CHICAGO (CBS) — Mayor Rahm Emanuel has received mixed reviews from two high-profile Chicago politicians for recent TV ads featuring the mayor commenting on the new contract for Chicago Public Schools teachers.
WBBM Newsradio’s John Cody reports Bill Daley — the former White House chief of staff and brother of former Mayor Richard M. Daley — said Tuesday he switches the channel whenever the Emanuel ads show up.READ MORE: Illinois License Plate Fees For Some Trailers Jumped 555% Over A Year Ago, And Issue Still Has Not Been Resolved
“I must say, I hope they end soon. I’m just tired of changing channels,” he said.
LISTEN: WBBM Newsradio’s John Cody reports
However, Daley said he doesn’t object to Emanuel and the group Education Reform Now running the ads in the first place.

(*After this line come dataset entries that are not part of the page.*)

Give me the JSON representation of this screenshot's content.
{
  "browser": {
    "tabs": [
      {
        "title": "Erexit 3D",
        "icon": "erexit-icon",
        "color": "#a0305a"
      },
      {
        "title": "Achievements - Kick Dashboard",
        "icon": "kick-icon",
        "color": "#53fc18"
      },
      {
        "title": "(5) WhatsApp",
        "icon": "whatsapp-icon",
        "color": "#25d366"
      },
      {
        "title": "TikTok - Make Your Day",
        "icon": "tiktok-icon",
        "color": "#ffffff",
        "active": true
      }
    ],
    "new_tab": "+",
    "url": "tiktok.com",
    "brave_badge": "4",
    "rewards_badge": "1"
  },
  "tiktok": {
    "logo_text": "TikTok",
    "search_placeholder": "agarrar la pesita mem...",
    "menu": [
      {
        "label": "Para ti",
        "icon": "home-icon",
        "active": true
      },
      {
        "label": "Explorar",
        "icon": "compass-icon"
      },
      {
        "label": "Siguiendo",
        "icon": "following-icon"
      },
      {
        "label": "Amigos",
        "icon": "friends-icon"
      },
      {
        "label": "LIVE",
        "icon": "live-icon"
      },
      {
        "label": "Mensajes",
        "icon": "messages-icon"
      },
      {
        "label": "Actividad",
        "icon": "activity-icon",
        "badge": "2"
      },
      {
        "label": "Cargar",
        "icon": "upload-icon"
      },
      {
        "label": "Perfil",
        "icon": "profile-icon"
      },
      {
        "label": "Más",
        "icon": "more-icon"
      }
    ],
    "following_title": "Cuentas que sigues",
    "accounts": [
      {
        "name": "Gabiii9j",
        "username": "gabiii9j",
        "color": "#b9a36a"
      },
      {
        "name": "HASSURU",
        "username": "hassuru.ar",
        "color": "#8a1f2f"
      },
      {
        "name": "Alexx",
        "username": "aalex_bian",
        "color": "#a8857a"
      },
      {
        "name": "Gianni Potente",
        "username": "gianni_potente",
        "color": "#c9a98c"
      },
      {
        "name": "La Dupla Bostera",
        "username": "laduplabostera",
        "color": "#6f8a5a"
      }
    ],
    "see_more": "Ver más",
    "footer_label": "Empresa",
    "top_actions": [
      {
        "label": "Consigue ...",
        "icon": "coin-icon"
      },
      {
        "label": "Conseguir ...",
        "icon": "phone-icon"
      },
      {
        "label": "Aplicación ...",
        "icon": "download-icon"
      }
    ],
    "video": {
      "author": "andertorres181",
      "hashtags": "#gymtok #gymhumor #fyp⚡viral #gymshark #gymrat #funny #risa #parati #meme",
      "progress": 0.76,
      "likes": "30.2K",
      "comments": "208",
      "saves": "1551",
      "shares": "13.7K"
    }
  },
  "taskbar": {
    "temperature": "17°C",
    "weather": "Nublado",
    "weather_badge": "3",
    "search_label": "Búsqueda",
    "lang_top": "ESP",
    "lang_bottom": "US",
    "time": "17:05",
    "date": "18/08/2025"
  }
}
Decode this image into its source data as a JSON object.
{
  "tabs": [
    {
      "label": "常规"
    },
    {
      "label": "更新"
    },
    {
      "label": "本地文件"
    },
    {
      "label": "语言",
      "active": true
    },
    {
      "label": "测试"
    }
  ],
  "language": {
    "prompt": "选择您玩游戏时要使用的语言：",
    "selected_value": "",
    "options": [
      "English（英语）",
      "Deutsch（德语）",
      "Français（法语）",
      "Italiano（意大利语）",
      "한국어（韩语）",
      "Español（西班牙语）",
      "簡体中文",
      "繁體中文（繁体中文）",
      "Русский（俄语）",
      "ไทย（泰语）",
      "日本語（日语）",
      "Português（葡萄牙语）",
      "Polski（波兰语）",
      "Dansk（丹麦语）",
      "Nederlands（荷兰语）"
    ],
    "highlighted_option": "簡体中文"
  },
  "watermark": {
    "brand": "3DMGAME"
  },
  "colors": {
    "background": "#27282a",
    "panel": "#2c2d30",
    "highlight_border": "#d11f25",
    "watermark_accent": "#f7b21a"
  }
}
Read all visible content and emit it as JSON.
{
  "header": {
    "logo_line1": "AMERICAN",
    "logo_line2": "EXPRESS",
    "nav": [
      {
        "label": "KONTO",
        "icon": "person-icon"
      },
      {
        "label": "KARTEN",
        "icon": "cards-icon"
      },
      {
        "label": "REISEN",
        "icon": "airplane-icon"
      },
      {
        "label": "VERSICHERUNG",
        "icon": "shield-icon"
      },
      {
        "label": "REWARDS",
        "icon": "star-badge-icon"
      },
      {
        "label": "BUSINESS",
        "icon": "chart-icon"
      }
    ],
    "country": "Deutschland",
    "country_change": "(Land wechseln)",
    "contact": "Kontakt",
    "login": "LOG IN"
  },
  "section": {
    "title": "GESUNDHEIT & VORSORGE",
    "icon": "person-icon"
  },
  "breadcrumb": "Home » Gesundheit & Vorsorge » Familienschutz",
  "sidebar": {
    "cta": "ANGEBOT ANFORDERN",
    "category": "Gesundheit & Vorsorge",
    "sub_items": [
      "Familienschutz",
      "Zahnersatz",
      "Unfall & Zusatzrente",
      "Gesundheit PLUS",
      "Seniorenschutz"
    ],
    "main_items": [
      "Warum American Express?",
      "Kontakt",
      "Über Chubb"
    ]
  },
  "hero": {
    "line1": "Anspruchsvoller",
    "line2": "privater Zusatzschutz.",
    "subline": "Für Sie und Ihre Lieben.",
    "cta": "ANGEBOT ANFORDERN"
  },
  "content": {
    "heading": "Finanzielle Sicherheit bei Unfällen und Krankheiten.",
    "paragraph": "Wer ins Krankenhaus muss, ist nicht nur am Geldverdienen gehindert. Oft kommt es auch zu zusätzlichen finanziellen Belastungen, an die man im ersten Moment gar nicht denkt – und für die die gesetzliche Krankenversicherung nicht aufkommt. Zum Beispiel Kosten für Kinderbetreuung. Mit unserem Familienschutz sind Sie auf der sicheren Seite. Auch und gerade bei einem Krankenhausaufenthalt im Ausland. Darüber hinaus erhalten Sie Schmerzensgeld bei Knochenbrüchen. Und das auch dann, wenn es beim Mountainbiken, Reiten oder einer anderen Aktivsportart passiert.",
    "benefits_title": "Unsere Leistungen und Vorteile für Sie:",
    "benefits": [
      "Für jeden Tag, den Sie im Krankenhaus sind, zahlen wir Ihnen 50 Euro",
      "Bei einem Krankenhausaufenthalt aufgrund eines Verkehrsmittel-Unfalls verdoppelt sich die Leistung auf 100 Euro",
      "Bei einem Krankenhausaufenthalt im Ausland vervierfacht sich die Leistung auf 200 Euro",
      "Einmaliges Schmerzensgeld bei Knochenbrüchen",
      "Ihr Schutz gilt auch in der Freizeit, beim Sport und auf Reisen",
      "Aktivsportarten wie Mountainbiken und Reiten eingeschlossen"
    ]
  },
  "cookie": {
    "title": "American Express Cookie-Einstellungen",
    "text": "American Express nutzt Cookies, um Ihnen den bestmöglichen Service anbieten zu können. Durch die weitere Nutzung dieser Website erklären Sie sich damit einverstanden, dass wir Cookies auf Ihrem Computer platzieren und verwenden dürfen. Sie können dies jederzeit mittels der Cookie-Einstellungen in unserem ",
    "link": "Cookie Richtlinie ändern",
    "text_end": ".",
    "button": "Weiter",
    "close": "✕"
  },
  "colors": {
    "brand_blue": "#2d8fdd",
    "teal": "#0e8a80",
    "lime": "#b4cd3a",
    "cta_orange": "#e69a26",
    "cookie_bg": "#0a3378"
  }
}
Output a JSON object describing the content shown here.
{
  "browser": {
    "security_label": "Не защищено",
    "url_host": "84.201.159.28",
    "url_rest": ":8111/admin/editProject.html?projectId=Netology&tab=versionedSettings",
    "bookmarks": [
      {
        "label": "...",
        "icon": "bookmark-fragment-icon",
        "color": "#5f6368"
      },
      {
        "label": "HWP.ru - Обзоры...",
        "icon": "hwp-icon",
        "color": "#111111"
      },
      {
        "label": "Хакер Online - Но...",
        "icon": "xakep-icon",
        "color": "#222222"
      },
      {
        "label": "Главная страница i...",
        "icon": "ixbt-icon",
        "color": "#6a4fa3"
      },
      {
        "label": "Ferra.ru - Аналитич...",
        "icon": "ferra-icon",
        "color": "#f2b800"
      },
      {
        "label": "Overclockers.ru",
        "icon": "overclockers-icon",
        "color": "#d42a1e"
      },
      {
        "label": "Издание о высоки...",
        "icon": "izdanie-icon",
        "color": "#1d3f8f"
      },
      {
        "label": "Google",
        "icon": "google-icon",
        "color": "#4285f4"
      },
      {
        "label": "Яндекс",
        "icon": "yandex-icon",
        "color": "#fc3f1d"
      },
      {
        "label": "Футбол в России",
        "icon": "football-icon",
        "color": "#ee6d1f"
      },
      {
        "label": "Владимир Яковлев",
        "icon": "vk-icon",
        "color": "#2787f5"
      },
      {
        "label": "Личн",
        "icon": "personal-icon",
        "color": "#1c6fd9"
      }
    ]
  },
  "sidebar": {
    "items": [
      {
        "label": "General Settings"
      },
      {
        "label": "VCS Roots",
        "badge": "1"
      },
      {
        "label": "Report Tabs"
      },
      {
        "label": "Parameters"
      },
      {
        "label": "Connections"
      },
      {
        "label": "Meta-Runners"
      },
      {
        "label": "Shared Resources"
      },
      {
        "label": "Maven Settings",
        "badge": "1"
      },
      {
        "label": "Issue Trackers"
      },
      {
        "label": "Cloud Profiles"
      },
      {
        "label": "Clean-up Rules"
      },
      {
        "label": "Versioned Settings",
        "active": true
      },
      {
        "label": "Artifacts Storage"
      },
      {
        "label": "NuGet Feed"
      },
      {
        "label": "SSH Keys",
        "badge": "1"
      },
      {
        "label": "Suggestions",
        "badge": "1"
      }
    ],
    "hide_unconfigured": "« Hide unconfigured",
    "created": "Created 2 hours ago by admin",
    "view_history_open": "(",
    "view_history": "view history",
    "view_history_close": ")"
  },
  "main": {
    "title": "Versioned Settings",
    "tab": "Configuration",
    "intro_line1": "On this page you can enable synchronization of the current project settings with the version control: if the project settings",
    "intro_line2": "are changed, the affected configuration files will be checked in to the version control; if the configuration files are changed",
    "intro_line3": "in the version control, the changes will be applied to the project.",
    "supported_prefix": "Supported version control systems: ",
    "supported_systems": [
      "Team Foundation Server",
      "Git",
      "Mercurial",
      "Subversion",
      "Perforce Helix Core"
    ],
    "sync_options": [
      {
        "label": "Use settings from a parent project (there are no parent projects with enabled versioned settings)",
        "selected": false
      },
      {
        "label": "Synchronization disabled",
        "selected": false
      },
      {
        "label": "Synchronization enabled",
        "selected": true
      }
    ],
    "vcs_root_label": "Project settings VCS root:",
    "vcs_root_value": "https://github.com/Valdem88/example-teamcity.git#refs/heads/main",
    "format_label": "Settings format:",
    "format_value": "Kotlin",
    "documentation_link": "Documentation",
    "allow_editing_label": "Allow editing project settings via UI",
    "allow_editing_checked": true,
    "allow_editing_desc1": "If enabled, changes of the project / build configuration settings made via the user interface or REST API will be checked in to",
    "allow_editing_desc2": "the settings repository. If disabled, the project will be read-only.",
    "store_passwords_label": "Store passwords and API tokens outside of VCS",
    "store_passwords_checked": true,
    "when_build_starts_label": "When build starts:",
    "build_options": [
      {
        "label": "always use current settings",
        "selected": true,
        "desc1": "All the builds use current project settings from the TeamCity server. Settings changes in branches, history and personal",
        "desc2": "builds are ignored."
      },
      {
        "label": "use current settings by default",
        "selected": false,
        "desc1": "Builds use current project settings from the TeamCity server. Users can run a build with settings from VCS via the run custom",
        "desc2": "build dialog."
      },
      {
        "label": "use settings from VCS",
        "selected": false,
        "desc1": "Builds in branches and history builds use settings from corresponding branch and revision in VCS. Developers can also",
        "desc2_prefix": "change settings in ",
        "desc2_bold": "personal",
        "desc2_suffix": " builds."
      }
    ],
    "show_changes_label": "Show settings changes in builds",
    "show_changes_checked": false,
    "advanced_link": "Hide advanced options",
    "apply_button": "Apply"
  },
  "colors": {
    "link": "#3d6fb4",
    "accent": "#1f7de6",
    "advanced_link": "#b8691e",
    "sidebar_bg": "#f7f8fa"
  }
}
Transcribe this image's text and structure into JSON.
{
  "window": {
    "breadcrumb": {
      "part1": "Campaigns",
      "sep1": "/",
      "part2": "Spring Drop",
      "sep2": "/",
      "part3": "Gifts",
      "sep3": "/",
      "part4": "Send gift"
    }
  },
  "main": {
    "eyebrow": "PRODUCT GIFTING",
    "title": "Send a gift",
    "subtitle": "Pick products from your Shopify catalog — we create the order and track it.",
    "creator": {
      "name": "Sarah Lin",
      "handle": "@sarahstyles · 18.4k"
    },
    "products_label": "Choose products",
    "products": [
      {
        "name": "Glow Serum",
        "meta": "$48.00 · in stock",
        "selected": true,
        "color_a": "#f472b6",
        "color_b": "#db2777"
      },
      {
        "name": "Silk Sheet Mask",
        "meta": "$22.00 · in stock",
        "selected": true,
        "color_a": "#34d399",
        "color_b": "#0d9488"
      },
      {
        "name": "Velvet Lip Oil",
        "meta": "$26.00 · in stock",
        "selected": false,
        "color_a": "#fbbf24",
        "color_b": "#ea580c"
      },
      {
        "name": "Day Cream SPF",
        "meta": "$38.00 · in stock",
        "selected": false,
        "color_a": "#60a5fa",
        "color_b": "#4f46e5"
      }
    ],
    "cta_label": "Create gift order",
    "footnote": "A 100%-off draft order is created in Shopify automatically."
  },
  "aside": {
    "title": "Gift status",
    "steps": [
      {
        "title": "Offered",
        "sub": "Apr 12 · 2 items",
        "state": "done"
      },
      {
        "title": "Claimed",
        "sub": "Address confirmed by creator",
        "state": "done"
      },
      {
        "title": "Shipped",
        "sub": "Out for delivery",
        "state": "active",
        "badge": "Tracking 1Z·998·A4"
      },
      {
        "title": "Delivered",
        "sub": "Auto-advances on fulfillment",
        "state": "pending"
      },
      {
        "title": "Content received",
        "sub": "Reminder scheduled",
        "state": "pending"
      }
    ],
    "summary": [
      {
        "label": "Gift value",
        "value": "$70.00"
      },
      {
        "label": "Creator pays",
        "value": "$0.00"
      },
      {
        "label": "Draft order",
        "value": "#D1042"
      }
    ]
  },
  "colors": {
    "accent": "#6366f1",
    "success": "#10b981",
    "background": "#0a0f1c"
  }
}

“He has laid out how he views it – not in a divisive way, not in a confrontational way, not in a negative way towards the union,” said Daley, a co-chairman of the Advance Illinois education group. “He has the right. Obviously, free speech allows him to express his opinion.”READ MORE: Chicago Weather: Warmup Ahead
Attending an education conference with Daley on Tuesday, former City Clerk and former State Sen. Miguel del Valle — who ran against Emanuel in the mayoral race last year — said the money used for the ads could have been better spent to actually help some public schools.
“I think that money should have gone to air condition some schools, instead of on TV,” he said.
Emanuel discusses the teachers’ contract in the ad, which was funded not by the city or the mayor himself, but by Education Reform Now, a group which has battled teachers’ unions across the country.
“Change is never easy, and this contract certainly wasn’t. But more time in class and more accountability is the right deal for our kids,” Emanuel says in the ad.MORE NEWS: Chicago Weather: Colder And Blustery Sunday Night
The Chicago Teachers Union has said the mayor’s ads could be seen as divisive, at a time when individual teachers are still voting whether to ratify the tentative contract deal with CPS, following a strike that lasted seven school days. Teachers still have a week left to complete that vote.